Task details: If a line in the entries contains the string "title", include that line in your answer.

+ + + + +

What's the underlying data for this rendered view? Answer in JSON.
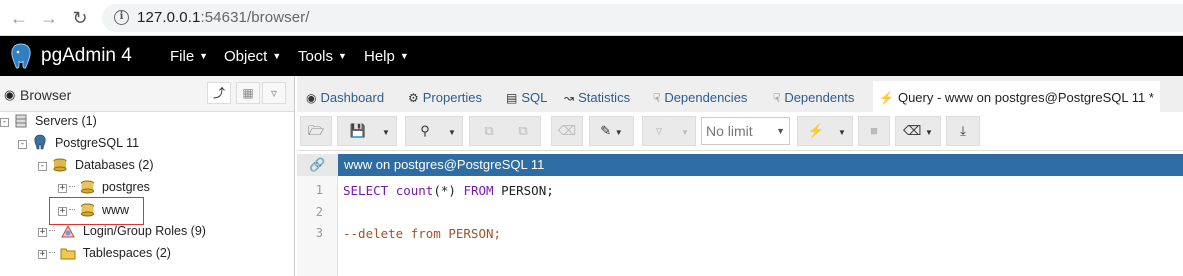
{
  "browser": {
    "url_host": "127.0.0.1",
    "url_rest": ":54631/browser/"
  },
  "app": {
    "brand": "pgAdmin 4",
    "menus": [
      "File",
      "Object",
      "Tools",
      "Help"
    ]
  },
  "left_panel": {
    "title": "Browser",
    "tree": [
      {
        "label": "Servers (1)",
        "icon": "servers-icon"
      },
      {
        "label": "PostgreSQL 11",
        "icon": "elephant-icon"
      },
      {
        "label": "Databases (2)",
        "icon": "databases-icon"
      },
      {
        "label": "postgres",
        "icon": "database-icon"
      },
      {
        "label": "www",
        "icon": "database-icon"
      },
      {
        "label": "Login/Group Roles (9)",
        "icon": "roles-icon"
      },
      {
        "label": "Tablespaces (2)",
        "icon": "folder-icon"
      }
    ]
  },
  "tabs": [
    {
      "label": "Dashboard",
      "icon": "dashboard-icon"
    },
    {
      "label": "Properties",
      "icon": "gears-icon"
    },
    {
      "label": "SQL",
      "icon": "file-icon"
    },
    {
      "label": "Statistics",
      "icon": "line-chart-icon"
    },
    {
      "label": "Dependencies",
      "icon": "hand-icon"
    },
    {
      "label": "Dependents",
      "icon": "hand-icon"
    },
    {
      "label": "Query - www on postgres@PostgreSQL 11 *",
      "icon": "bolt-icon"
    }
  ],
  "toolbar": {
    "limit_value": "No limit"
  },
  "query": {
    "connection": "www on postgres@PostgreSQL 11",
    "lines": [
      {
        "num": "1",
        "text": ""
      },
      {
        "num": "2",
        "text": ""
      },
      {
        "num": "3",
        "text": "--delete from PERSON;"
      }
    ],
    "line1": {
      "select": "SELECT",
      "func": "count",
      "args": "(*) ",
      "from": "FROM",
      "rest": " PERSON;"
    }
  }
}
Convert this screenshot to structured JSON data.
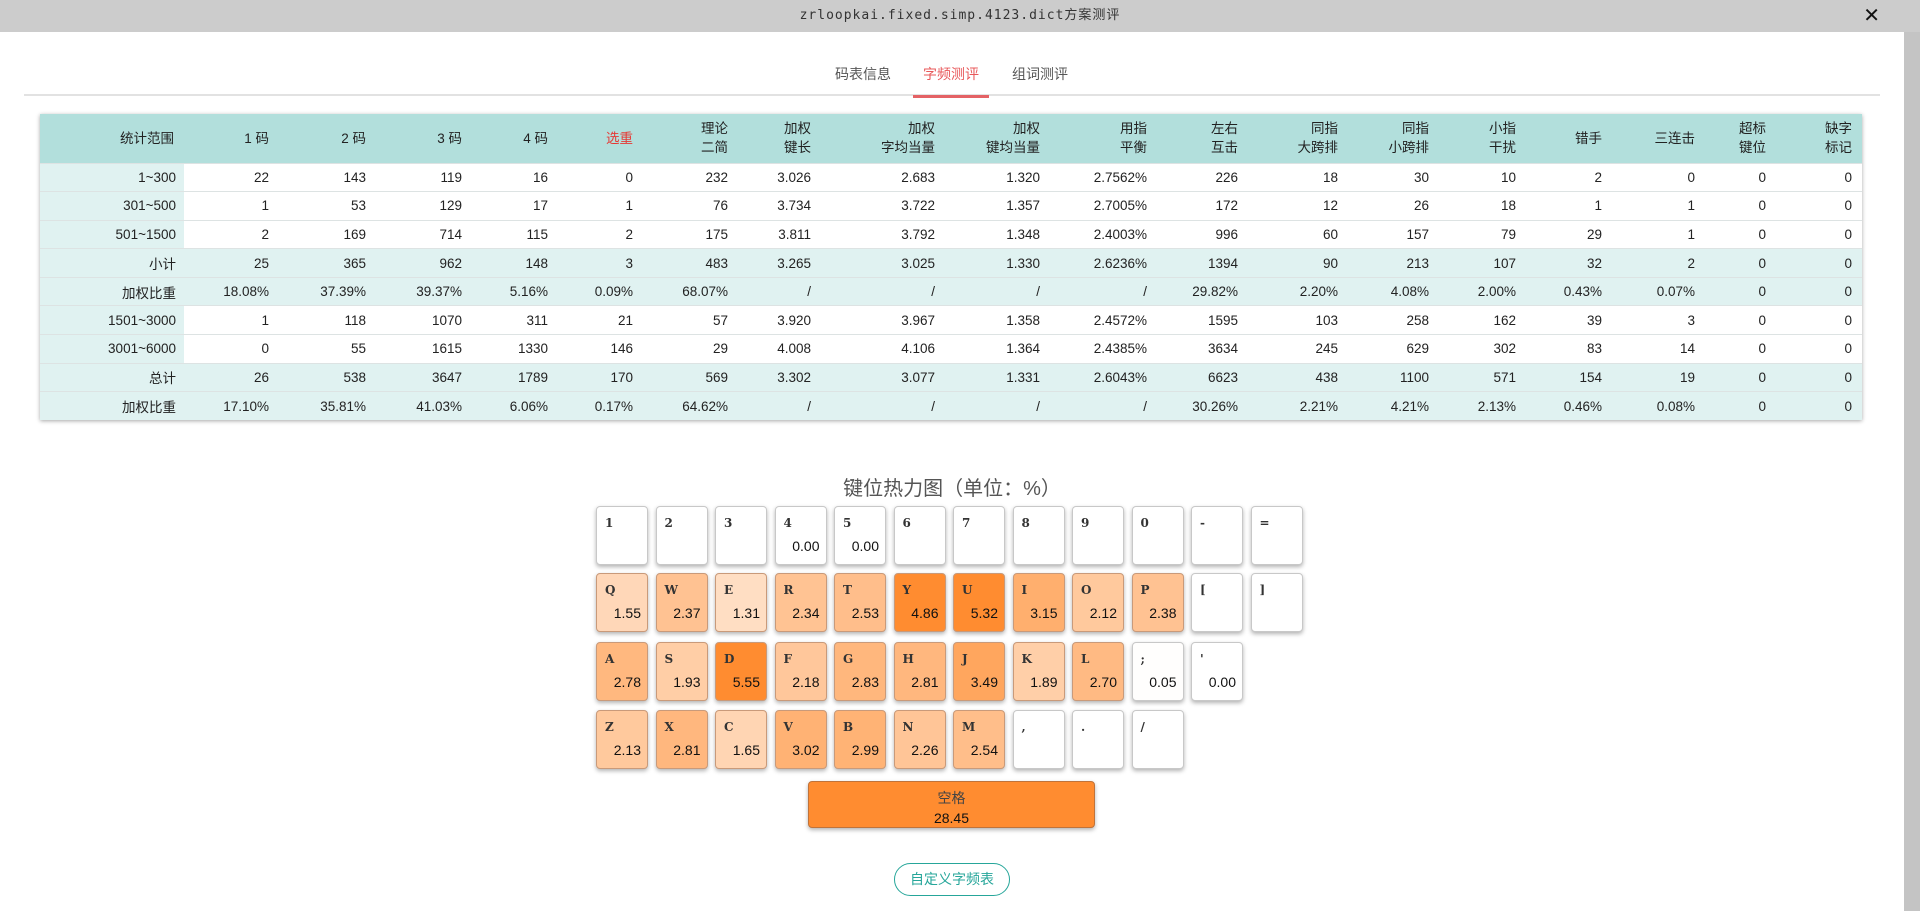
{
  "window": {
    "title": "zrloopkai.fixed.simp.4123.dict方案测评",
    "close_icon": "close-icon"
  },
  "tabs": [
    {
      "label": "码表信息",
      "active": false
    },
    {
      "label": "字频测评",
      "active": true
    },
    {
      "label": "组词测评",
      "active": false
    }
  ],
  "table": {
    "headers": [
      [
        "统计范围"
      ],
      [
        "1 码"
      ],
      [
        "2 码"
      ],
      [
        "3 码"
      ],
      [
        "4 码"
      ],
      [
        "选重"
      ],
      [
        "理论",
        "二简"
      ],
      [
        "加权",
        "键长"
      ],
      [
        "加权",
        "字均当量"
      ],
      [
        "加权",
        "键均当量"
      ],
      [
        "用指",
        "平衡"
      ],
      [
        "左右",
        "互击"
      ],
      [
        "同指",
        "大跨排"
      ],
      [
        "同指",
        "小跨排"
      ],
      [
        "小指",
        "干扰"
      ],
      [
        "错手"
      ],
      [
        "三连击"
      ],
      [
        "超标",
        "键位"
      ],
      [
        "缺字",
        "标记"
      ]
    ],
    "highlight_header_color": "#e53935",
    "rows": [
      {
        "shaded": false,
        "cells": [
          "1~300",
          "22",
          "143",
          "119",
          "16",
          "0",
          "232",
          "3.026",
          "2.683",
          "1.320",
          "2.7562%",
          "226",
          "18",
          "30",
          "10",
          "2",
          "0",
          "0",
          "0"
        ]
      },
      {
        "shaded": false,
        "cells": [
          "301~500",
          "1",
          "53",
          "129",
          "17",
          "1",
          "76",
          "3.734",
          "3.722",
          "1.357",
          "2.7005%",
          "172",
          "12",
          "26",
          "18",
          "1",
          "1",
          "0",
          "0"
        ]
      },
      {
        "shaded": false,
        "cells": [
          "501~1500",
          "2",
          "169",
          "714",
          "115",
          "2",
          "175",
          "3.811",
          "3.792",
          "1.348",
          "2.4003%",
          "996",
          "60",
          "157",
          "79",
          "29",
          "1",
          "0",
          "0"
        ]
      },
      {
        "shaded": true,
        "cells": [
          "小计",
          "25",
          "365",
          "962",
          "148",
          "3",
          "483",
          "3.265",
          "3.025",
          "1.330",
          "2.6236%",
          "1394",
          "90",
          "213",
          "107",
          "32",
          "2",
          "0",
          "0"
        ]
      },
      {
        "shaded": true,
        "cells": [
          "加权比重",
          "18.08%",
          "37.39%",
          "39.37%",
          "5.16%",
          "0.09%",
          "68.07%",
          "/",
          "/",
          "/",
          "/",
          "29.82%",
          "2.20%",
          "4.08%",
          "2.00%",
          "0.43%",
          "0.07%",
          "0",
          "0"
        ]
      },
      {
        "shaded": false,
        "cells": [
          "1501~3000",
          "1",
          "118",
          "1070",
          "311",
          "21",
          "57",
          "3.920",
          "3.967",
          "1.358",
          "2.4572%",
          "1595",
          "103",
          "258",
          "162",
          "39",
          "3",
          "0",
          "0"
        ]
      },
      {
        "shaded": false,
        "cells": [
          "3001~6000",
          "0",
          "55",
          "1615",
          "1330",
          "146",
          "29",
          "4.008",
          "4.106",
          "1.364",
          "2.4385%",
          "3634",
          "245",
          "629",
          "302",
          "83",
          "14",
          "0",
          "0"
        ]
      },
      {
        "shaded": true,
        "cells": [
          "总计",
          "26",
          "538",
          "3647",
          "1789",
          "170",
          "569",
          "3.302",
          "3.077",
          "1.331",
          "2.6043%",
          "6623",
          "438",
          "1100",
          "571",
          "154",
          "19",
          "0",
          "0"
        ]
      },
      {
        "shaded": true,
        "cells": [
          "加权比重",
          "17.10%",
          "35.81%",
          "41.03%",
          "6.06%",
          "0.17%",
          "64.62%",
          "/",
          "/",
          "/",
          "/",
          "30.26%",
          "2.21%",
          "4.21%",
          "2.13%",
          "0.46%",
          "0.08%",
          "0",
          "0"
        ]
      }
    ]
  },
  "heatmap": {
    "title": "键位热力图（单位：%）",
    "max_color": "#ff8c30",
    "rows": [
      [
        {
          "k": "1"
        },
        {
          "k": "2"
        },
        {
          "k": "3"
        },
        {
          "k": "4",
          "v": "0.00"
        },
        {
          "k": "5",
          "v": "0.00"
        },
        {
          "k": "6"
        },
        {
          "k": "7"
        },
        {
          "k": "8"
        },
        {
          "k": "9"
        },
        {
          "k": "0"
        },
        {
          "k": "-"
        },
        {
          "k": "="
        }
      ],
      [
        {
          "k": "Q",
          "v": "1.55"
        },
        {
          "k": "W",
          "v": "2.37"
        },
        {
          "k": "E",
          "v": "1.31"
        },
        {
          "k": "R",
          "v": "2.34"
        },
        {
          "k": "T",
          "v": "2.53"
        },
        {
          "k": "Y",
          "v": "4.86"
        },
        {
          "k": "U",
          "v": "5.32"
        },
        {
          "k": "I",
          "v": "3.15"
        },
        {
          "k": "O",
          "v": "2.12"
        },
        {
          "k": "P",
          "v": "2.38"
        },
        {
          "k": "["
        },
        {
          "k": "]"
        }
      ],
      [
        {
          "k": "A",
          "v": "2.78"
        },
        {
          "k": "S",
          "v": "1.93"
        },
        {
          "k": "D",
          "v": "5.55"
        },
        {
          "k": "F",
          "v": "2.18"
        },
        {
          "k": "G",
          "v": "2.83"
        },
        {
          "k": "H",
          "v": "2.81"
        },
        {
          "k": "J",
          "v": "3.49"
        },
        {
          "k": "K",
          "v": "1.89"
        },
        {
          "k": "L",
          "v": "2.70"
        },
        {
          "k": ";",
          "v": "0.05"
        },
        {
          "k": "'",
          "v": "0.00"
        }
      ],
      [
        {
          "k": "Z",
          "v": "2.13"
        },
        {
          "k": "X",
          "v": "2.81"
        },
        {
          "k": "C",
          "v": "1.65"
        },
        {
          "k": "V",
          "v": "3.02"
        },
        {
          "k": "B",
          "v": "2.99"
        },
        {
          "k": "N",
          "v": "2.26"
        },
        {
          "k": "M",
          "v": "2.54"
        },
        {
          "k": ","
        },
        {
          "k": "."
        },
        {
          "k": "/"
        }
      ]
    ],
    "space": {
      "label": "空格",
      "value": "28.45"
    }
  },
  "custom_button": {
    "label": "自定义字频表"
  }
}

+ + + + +

Solution below:
    "title": "Browser",
    "title": "zrloopkai.fixed.simp.4123.dict方案测评",
    "title": "键位热力图（单位：%）",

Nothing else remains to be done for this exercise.